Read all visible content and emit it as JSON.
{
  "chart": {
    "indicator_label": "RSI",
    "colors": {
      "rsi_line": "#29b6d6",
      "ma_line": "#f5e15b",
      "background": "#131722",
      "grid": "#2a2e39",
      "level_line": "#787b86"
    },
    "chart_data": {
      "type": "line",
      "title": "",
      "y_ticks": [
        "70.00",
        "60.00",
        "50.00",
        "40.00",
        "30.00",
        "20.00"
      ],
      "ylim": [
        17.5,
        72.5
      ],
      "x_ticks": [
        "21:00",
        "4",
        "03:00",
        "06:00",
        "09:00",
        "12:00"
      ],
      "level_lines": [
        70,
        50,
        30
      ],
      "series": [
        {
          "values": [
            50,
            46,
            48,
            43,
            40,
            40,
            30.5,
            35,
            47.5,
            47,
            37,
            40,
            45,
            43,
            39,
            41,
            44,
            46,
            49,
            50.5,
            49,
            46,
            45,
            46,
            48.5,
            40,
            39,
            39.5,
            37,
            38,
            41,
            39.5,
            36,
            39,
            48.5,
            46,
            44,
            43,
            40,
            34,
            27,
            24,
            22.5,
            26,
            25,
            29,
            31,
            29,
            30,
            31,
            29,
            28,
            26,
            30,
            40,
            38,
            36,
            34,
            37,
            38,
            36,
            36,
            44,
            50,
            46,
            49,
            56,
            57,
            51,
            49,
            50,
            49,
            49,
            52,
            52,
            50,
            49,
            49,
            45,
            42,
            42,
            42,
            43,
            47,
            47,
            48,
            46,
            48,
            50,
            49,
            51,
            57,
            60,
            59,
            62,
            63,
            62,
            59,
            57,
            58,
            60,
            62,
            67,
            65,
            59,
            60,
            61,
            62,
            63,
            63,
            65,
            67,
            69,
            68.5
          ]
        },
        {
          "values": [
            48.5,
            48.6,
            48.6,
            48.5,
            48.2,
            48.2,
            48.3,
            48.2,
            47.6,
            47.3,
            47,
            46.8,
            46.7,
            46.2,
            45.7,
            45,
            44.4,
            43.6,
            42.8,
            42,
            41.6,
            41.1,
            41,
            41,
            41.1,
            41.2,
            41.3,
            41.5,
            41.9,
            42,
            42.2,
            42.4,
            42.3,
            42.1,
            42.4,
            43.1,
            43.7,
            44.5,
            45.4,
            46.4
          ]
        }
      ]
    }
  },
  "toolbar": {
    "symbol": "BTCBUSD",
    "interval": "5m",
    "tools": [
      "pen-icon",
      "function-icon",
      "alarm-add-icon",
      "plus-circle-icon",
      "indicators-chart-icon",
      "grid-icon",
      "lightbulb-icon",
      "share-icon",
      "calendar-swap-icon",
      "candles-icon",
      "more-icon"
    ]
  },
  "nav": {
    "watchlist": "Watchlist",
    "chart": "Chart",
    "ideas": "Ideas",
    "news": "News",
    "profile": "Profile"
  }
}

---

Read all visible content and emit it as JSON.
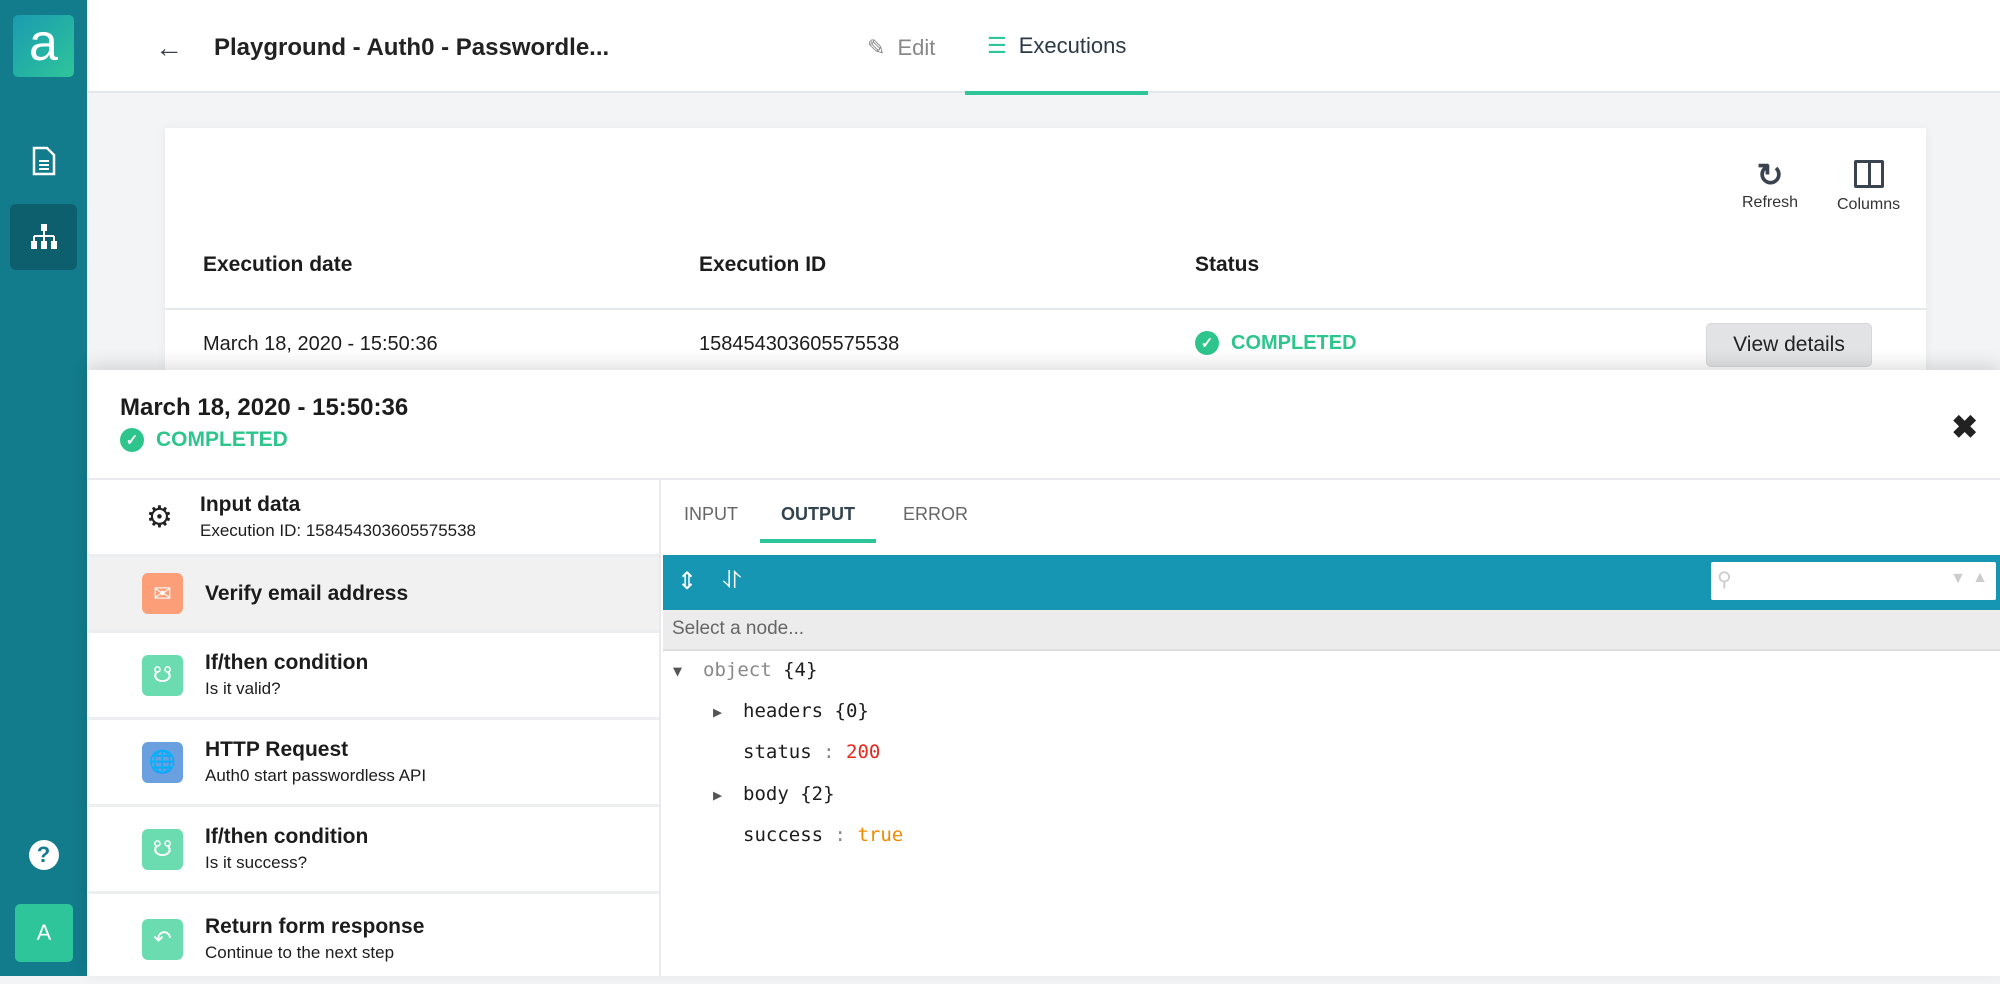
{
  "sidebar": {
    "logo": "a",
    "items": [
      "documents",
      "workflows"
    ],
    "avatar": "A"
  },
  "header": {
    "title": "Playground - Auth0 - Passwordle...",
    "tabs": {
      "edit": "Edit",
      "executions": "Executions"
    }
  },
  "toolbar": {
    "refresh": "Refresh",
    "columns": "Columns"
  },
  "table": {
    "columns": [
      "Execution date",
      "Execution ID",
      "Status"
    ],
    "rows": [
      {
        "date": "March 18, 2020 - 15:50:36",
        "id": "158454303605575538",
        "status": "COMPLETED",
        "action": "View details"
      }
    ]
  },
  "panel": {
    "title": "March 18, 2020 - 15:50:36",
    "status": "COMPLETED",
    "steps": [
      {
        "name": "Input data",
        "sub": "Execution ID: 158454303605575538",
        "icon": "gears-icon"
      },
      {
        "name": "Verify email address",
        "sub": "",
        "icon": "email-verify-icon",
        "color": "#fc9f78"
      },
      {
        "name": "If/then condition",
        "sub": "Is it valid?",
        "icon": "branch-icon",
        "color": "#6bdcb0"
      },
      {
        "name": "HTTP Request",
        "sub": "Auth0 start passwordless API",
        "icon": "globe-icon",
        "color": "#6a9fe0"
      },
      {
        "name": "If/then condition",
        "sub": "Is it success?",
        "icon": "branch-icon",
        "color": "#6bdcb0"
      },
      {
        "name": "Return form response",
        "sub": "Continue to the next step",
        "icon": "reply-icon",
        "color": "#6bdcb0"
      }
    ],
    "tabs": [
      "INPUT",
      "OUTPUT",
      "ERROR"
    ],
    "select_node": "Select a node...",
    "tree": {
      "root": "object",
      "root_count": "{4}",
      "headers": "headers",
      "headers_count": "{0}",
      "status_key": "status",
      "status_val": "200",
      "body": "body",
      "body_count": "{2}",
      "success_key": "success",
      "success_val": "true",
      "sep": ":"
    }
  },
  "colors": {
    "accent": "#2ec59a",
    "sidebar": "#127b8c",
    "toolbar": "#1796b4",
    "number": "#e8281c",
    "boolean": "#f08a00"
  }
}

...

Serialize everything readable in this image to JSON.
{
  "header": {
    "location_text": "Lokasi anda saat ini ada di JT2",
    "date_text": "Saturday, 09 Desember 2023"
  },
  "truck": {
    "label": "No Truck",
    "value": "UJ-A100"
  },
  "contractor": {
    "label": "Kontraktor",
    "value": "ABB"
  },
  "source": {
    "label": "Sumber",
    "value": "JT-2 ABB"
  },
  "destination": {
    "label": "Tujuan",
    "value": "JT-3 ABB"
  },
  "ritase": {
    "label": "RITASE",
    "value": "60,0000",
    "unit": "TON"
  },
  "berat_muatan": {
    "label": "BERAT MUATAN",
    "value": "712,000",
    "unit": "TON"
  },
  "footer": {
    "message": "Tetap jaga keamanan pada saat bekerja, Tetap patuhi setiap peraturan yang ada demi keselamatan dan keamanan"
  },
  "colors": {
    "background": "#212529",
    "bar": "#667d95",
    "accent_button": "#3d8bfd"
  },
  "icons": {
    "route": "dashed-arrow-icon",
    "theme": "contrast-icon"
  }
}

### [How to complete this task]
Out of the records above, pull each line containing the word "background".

### [Answer to the exercise]
      "background": "#131722",
    "background": "#212529",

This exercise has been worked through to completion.